**Exercise requirements**
Work through the lines below and count those holding "this"; reply with the number only.

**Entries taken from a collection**
══════════

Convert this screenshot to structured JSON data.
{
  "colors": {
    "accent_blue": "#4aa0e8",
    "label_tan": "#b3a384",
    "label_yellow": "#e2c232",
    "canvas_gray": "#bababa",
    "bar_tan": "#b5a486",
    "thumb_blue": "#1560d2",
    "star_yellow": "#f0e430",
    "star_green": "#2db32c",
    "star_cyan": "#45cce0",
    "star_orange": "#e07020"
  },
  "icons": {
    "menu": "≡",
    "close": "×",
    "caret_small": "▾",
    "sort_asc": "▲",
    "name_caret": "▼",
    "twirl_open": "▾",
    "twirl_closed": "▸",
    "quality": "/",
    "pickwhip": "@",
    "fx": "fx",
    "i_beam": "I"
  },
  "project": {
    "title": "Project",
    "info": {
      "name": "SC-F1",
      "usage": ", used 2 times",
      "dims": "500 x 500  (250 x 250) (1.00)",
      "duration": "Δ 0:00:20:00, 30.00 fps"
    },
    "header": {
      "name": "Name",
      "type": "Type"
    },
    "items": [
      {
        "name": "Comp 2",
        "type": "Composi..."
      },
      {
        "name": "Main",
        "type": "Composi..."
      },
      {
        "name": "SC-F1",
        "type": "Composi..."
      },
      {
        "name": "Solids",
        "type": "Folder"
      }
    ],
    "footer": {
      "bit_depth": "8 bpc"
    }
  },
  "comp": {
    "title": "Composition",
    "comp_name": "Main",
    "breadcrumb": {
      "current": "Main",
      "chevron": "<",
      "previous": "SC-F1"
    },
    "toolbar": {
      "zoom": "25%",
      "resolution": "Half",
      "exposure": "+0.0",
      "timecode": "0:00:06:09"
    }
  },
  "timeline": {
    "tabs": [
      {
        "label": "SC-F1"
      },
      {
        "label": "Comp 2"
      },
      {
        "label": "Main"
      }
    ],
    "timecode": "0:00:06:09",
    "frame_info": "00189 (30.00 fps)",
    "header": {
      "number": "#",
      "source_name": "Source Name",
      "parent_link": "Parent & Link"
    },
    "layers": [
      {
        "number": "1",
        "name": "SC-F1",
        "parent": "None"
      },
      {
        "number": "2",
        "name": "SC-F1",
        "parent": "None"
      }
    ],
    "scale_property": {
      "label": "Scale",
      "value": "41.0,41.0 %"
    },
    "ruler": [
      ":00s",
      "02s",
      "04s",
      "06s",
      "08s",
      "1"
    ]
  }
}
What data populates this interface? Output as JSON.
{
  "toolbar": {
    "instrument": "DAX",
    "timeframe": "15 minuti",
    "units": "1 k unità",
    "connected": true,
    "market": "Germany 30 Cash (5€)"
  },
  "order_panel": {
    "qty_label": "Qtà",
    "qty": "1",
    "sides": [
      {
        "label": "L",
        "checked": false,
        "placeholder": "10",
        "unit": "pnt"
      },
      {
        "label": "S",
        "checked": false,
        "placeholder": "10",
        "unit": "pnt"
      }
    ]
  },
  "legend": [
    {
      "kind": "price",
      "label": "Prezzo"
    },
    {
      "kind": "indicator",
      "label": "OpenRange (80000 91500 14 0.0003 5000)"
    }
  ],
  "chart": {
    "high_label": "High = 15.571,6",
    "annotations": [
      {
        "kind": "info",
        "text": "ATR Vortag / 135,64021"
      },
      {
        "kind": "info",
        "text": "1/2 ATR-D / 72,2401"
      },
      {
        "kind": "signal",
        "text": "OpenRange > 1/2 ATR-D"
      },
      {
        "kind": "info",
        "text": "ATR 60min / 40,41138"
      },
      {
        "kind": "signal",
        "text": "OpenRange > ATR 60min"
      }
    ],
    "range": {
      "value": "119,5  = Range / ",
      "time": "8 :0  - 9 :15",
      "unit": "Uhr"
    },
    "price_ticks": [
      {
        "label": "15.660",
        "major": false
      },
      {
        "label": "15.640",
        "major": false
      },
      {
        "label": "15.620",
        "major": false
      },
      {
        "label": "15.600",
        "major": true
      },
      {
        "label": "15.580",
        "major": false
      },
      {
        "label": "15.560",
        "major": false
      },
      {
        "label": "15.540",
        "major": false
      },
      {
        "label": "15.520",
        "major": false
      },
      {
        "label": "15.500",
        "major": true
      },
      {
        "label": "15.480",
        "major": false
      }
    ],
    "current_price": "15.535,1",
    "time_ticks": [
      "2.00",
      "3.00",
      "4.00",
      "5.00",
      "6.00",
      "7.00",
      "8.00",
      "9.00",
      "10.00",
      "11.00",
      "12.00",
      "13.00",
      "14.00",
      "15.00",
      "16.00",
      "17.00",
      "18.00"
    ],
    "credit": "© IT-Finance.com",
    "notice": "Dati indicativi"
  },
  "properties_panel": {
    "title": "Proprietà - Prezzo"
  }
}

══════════

**Reply**
2